There is no documented way to edit an InDesign document without InDesign. Its internal file format is proprietary ("manufactured and sold only by the owner of the patent, formula, brand name, or trademark associated with the product").
The InDesign SDK does not target the actual file data, as it's meant to help developing plugins that run inside InDesign itself. It only documents the internal state of ID while running.
IDML provides an XML representation of an InDesign document, and that can be edited with the usual toolkits. However, an IDML file still needs to be read in, parsed, and formatted using InDesign itself. Also, IDML provides for content markup and editing, but the result of any changes in that content or formatting can only be seen after opening the file with InDesign. For example, while you can replace a short text with a much longer, or a small font with a larger, you can not 'see' whether it will fit in the originally allocated space or not.
Disclaimer: the following is conjecture of my own. Use At Your Own Risk, Et Cetera.
With the above said: yes, you are correct. The message about 'a database error' is indeed what you get after manually editing an InDesign file. (Note for future posts: please, never state that "an error" was reported. Always state the exact error text!)
ID files are stored in a relational database format, where the actual data has been split up into 4K large "pages". Each page contains a 4-byte checksum at the very end, at offset
0xFF8, which seems to be a variant of Adler-32. I've found it's not easy to calculate it, but you can set the checksum to all zero's, which seems to indicate that it's not used. Your file will open as usual in InDesign, and after saving you will see the checksum updated.
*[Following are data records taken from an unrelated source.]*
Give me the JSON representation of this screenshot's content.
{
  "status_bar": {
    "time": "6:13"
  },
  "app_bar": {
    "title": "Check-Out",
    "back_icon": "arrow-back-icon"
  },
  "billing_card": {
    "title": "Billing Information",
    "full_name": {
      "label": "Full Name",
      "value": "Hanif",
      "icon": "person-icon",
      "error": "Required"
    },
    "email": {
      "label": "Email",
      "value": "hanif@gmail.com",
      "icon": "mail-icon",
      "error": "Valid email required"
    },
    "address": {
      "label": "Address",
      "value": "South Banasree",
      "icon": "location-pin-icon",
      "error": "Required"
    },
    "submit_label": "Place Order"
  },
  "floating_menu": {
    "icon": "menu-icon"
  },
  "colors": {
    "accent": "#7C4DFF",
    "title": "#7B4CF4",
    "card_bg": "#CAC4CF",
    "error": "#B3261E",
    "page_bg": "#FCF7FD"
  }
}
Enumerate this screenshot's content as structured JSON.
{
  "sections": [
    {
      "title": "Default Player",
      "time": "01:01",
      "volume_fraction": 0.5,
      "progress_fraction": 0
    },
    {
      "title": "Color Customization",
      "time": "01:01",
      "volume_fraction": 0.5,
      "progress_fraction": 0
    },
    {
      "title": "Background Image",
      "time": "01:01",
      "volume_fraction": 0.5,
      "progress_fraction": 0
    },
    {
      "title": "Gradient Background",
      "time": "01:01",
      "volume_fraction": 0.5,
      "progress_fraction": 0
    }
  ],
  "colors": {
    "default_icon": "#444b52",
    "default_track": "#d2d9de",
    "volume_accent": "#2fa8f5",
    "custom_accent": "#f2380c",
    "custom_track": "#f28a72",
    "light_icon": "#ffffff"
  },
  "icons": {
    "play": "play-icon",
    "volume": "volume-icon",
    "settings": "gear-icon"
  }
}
Note that manually editing binary files is, very emphatically, not recommended. You cannot insert or delete text, only overwrite it. Text may not be stored sequentially, or in the code page you expect it to be. Not all text you can find in the binary may be visible, or even used at all, in InDesign itself; also, in reverse, not all text you can see in your document while in InDesign may be stored as such in the binary.